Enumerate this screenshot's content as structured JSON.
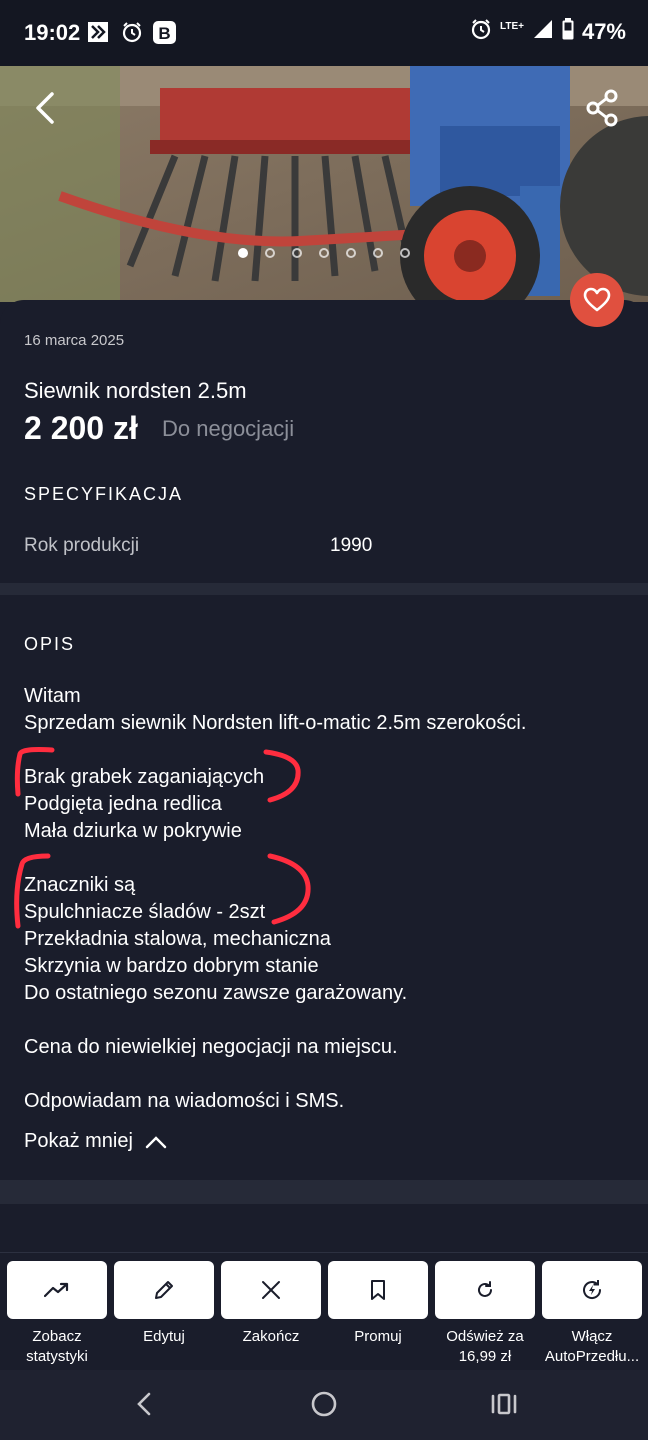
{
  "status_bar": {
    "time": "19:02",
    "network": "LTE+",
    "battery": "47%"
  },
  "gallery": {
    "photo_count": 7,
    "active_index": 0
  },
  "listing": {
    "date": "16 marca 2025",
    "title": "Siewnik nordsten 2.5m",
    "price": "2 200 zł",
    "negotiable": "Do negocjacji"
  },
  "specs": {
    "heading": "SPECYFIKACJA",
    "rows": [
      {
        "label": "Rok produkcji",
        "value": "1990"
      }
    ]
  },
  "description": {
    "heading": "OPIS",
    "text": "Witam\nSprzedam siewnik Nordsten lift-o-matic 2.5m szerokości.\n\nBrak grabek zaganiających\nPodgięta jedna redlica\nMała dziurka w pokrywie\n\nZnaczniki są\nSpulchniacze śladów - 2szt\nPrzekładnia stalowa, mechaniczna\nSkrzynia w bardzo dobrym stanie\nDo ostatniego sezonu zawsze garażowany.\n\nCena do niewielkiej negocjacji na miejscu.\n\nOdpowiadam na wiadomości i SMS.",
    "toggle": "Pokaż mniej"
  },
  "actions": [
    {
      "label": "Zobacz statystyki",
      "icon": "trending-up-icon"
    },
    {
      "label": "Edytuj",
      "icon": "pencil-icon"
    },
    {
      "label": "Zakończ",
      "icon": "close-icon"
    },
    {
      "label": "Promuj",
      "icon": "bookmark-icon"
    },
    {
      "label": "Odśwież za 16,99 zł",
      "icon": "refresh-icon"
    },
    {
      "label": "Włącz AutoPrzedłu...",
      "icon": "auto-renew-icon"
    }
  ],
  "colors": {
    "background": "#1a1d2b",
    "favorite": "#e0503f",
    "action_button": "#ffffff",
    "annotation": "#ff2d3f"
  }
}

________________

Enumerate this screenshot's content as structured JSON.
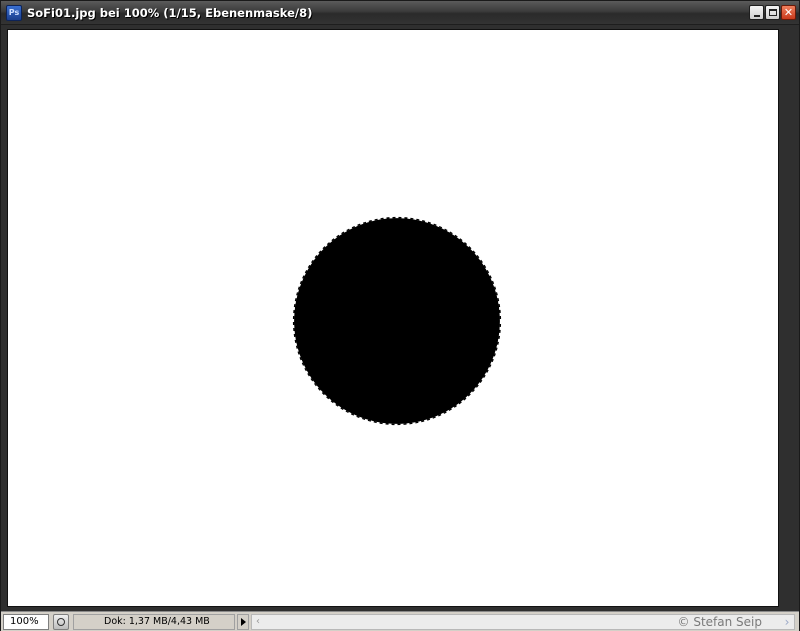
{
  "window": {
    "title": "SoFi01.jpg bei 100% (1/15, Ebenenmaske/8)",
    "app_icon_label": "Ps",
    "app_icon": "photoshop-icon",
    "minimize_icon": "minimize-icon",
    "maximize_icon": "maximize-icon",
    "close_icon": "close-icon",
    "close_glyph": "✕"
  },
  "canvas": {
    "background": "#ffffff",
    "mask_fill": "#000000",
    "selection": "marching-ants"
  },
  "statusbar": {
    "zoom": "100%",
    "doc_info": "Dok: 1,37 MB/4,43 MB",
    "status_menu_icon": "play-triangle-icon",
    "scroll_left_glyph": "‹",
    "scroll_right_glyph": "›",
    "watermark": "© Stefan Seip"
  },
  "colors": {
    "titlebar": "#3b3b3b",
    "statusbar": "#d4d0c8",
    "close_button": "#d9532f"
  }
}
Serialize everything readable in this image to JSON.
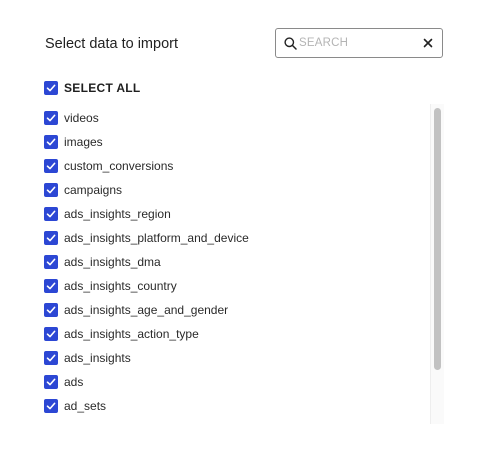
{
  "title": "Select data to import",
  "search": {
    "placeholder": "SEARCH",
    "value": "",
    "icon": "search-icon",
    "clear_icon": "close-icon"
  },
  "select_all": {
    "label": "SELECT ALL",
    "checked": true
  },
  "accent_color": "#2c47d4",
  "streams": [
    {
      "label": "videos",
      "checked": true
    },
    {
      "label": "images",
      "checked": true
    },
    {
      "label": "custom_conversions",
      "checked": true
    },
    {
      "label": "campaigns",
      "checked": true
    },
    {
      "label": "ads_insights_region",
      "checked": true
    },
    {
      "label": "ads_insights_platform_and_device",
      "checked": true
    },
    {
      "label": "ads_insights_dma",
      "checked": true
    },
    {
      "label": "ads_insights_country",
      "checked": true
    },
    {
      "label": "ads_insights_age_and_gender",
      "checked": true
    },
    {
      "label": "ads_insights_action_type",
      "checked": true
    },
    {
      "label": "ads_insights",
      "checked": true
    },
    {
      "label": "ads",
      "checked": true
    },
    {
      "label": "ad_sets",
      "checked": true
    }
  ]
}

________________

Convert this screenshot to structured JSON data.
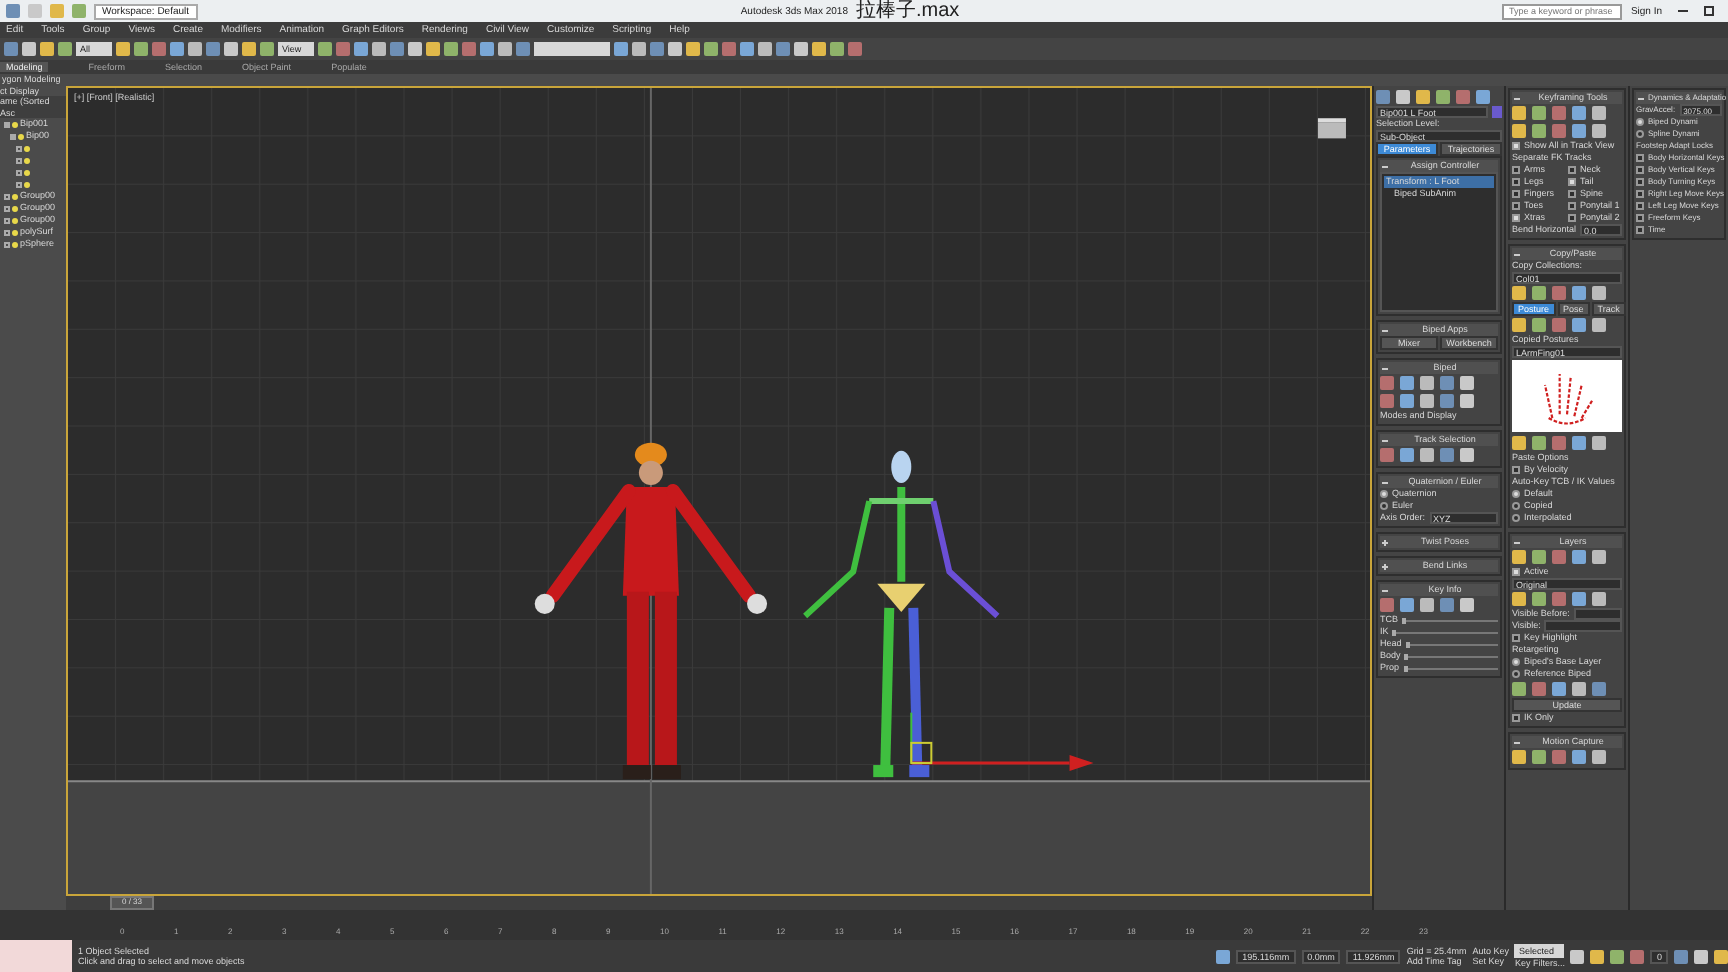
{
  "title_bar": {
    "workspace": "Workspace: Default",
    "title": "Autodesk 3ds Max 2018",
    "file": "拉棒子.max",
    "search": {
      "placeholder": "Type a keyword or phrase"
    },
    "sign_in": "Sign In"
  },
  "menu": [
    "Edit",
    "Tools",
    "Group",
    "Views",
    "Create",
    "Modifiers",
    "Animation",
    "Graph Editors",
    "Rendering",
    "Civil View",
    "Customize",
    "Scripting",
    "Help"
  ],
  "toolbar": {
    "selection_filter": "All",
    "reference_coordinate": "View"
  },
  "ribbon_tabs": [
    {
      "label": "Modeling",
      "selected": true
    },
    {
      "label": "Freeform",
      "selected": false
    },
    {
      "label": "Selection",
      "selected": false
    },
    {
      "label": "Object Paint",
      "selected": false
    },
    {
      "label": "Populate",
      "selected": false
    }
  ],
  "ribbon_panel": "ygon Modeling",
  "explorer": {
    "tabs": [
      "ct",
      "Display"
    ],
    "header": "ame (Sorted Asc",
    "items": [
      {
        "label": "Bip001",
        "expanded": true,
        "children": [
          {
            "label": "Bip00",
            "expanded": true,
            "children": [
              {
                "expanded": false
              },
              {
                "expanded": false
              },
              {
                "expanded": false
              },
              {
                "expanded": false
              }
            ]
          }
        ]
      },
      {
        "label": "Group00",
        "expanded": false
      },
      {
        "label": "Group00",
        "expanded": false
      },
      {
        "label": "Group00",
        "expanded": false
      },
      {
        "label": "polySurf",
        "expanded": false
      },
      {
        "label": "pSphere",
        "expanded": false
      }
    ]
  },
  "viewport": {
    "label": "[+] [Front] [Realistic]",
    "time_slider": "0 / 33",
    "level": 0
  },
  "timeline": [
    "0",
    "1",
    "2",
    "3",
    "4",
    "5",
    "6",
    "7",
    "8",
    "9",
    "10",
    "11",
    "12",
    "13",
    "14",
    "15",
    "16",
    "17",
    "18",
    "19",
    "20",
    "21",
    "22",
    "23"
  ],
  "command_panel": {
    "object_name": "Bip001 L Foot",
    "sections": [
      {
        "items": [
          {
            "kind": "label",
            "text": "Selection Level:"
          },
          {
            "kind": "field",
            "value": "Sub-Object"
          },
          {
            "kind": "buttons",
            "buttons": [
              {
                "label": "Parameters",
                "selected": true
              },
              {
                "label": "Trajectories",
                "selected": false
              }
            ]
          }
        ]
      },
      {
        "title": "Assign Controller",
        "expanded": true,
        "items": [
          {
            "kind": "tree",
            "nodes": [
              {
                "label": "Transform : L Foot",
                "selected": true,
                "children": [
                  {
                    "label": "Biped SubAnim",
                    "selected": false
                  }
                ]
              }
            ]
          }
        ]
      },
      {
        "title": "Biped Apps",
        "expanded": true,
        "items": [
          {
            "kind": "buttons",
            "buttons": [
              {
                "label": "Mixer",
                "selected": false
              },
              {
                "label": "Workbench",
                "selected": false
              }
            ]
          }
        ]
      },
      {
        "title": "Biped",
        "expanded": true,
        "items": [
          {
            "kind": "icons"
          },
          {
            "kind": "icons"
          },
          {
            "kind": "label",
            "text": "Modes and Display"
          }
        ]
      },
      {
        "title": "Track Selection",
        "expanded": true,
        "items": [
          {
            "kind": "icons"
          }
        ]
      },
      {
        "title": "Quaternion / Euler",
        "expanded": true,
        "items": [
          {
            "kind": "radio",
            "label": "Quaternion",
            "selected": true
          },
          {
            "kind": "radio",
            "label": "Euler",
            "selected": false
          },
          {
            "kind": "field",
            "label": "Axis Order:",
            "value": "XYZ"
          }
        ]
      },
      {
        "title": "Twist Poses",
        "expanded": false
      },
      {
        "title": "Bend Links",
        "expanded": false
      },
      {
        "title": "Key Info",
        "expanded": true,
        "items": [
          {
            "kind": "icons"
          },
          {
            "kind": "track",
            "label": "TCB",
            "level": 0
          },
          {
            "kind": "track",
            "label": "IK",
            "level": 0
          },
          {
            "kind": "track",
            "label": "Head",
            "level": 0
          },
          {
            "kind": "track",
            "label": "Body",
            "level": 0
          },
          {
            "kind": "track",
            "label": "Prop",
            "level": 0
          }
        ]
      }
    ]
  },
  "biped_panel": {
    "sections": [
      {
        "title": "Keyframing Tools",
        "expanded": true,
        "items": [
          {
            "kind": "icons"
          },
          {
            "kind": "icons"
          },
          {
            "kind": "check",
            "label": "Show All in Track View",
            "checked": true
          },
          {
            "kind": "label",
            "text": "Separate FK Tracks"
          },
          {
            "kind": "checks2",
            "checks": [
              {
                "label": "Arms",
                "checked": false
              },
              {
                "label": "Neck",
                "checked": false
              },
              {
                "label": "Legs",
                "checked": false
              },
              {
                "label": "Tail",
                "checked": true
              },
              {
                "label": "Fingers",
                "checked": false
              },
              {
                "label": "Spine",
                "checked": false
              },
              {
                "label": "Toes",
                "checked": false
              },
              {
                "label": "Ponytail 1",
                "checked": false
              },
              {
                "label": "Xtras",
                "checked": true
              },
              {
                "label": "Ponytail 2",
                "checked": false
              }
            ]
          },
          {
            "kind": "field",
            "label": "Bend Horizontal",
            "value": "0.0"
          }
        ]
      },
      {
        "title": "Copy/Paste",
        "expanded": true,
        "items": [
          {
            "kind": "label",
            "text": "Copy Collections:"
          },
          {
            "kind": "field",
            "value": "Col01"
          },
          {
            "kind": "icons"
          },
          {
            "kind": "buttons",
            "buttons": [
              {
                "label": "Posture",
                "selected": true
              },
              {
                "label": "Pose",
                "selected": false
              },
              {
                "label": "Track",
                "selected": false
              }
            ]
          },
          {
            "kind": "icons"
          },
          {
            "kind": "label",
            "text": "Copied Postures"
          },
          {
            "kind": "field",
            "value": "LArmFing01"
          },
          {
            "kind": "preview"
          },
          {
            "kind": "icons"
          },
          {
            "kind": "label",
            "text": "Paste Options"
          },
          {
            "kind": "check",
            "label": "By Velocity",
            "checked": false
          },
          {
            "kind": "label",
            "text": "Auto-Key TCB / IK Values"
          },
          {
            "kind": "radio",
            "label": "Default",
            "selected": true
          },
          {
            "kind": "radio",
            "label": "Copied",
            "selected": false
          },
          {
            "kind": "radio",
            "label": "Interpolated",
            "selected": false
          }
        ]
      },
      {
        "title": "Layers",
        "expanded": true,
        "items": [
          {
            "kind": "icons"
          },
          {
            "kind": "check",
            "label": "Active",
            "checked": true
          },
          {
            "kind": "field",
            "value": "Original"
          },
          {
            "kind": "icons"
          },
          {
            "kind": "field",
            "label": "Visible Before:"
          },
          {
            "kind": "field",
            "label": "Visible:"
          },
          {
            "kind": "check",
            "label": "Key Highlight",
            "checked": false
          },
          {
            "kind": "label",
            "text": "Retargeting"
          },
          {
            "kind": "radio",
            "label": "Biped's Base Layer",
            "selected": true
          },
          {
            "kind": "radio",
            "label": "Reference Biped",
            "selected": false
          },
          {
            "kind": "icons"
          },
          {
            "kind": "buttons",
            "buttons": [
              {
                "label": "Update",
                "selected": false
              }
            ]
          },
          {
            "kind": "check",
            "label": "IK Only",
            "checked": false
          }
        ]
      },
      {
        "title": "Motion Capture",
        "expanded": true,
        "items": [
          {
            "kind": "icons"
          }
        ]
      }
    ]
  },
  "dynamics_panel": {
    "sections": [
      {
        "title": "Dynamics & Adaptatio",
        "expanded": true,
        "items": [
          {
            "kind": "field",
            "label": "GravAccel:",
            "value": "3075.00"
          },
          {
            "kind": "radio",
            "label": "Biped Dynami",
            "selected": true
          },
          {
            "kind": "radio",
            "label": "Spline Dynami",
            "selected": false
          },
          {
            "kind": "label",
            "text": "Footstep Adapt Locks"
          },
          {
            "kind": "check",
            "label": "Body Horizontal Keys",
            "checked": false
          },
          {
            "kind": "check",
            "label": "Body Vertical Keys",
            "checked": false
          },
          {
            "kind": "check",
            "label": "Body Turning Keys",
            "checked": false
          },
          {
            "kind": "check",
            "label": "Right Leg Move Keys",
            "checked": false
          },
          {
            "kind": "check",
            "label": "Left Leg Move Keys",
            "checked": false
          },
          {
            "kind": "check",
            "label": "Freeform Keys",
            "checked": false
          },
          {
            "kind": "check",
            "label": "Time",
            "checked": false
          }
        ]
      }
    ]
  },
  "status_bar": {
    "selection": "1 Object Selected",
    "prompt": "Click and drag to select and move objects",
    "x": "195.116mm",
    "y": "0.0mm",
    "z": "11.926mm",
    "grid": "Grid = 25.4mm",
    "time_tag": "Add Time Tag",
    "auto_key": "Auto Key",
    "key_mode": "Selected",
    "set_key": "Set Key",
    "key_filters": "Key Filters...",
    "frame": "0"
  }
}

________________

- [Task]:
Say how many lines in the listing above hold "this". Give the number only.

- [Answer space]:
4